Majority of minors abused in Punjab are boys: report

Around 69% of reported cases — from Jan to July 15 — involved minor boys

Ahmed Faraz
Zainab Sabir Mir
Representational image. — Reuters/File
Representational image. — Reuters/File

  • 55% perps were victims' neighbours, 13% relatives, 32% strangers.
  • Gujranwala reports most incidents from Jan-July 2023.
  • Rawalpindi and Lahore reported the lowest rape cases.

LAHORE: In a shocking revelation, the Punjab interior department has recently shared that as the instances of sexual abuse of children rise, more boys than girls become victims of such crimes.

A report compiled on the numeration of such cases from January to June 15, 2023, reveals that in a span of less than six months, 1,390 cases of child abuse were reported in the province — a harrowing number in itself but made worse by further revelations.

According to the report, around 69% (959 cases) of the reported cases involved minor boys, while the remaining 31% (431 cases) involved girls.

Yet more disturbing were revelations of the perpetrators.

Moreover, the report stated that of those facing trials, 55% were the victims' neighbuors, 13% were relatives, and 32% were strangers.

Regarding the city-wise prevalence of child abuse cases, the report stated that most rape cases in Punjab were registered in Gujranwala, where 220 cases were reported.

Rawalpindi and Lahore reported the lowest rape cases at 69 and 89, respectively.

Furthermore, DG Khan reported 199 incidents; Faisalabad 186; Multan 140; Bahawalpur 129; Sheikhupura 128; Sahiwal 127; and Sargodha 103.

Causes of rise in child abuse

According to the report, child sexual abuse is influenced by a range of social factors in Pakistan, and patriarchal norms, power imbalances, poverty, illiteracy and social inequalities contribute to the vulnerability of the children.

Former National Child Rights Commission (NCRC) chairperson Afshan Tehseen seconds this.

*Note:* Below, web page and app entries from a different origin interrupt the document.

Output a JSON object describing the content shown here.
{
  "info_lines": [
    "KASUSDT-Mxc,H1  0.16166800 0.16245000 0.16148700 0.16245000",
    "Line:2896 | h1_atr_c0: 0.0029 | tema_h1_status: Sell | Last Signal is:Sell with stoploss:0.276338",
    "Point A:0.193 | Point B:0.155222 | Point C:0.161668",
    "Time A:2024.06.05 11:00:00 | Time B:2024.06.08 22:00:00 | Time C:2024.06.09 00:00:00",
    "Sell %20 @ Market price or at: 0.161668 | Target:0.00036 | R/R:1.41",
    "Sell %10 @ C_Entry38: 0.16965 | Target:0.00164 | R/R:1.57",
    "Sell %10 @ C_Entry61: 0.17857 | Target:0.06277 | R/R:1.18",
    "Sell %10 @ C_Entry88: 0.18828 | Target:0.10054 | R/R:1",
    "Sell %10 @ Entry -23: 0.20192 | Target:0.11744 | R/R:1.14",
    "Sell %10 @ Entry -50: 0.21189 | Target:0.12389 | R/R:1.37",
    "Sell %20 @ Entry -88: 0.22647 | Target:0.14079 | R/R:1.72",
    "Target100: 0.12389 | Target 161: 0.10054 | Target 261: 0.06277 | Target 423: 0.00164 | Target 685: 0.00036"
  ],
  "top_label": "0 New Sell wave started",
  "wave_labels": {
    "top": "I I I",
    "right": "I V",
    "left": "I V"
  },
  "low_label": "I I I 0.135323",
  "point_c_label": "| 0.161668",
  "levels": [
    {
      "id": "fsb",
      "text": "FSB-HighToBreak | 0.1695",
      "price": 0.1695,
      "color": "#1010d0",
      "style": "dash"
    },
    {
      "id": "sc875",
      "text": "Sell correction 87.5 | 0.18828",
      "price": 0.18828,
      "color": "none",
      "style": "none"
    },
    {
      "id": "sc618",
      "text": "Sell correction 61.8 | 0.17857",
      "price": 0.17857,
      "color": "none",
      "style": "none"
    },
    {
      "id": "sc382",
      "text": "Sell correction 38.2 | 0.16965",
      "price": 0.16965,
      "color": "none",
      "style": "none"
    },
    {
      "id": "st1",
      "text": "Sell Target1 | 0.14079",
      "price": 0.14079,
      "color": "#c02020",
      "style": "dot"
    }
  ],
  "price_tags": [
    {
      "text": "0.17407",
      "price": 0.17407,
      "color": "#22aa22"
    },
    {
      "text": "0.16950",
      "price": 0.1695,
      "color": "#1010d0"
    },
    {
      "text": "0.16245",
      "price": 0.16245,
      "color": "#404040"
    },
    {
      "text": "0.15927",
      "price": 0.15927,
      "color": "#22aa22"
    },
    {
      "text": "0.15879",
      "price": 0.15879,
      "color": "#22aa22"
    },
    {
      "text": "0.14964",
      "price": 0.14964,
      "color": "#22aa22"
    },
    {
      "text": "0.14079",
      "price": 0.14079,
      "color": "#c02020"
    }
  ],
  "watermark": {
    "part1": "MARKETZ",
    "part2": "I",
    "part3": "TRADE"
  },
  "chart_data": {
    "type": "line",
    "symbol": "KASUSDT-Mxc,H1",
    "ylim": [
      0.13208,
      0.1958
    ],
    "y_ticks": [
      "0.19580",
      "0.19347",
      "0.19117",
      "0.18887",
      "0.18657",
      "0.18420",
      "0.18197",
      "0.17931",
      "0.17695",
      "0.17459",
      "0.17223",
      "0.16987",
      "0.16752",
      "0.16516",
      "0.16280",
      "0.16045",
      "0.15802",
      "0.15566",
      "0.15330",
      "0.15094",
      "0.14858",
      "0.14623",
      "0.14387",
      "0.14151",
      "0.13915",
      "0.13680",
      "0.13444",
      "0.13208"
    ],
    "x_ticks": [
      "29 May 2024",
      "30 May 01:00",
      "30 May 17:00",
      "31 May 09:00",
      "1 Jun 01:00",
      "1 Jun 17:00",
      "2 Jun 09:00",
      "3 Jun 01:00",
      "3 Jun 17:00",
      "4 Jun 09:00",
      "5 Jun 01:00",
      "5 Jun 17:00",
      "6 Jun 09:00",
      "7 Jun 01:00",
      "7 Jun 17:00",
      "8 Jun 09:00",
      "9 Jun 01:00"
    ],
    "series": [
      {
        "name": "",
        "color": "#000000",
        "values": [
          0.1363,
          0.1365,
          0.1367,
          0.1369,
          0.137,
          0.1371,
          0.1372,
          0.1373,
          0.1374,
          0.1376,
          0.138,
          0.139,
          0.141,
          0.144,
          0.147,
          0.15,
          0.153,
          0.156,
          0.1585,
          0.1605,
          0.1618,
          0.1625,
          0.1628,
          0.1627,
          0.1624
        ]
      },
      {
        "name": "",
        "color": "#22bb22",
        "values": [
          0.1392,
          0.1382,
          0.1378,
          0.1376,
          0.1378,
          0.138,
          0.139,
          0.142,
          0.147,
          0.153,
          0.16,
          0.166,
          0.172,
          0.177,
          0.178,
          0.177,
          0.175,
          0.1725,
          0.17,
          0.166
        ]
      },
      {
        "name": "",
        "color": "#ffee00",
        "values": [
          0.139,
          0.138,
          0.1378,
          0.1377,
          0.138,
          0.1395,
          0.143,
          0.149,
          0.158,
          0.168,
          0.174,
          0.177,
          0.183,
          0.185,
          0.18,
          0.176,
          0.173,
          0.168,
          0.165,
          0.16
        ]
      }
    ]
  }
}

In a conversation with, she said that the prevalence of child abuse was caused directly by poverty.

Several people from poor backgrounds have no qualms about sending their children to work, many for merely one meal a day, she said, adding that the more such vulnerable children are exposed, the more likely they are to be exploited.

Moreover, she said that the rise in the number of male victims could be attributed to the fact that many households are already protective of their girls; boys, however, have more mobility in society, resulting in an increased probability of exploitation.

Additionally, the report stated that victim-blaming attitudes and a lack of awareness about child rights compounded the challenges faced in addressing and preventing such crimes.

Addressing the problem

While the report enumerates several steps taken by governments to address child sexual abuse — such as the Criminal Law (Amendment) Act of 2016, the Prevention of Child Abuse Act of 2018 and the Zainab Alert, Response, and Recovery Act 2020 — it points out that effective implementation, enforcement, and coordination among relevant agencies are crucial to ensure justice for victims and punishment for the perpetrators.

1) Sensitising Child Protection and Welfare Bureau (CPWB)

The report suggested that the CPWB, inter alia — the primary stakeholders for the protection of the children — be further sensitised and directed to be more active because of the prevailing situation.

"It should have a dedicated team of the professionals and the motivated officials including the child protection officers, psychologists, law officers and doctors for the protection of the children from abuses and rehabilitation of the victims", the report recommended.

2) Comprehensive approach

The report further stressed the need for a comprehensive mechanism for coordination among the various major stakeholders, including police, parents, CPWBs and other relevant federal and provincial agencies.

3) Sensitisation, capacity building

Another recommendation shared by the report includes the sensitisation and capacity building of the stakeholders and staff of relevant agencies through training programmes.

These programmes could be conducted for professionals working with the children, such as teachers, healthcare providers, law-enforcement agencies' personnel and social workers, to enhance their skills in identifying the signs of abuse, responding sensitively and providing appropriate support.

4) Awareness campaigns

The report urged the importance of awareness campaigns on social and entertainment avenues and recommended that such campaigns be conducted on print and electronic media to educate the masses.

5) Coordination between helplines

The reports also strongly suggested that all helplines at the provincial level be coordinated and that the domestic violence helpline 1099 be linked with the police department.

6) Establishing a database

"A database of abducted/missing children should be developed for analysis and policy recommendations," the report stated.

7) Reviewing existing apparatus

"National and provincial legislatures need to review the existing child protection laws while reforming the existing apparatus," the report stated, adding that the government establish special courts for child abuse cases and enhance the capacity and training of law-enforcement agencies and judicial system to handle such cases effectively.

It further proposed a review of the role of the human rights ministry, stating: "The ministry should play its role to revamp the national child protection centre to identify, prevent and report issue of child abuse", the report states.

8) Holistic support services

The report also added that there was a need for holistic support services, including counseling, medical assistance, legal aid and rehabilitation programmes.

These programmes, it stated, must be made available to the child survivors and their families to aid their recovery and reintegration into society.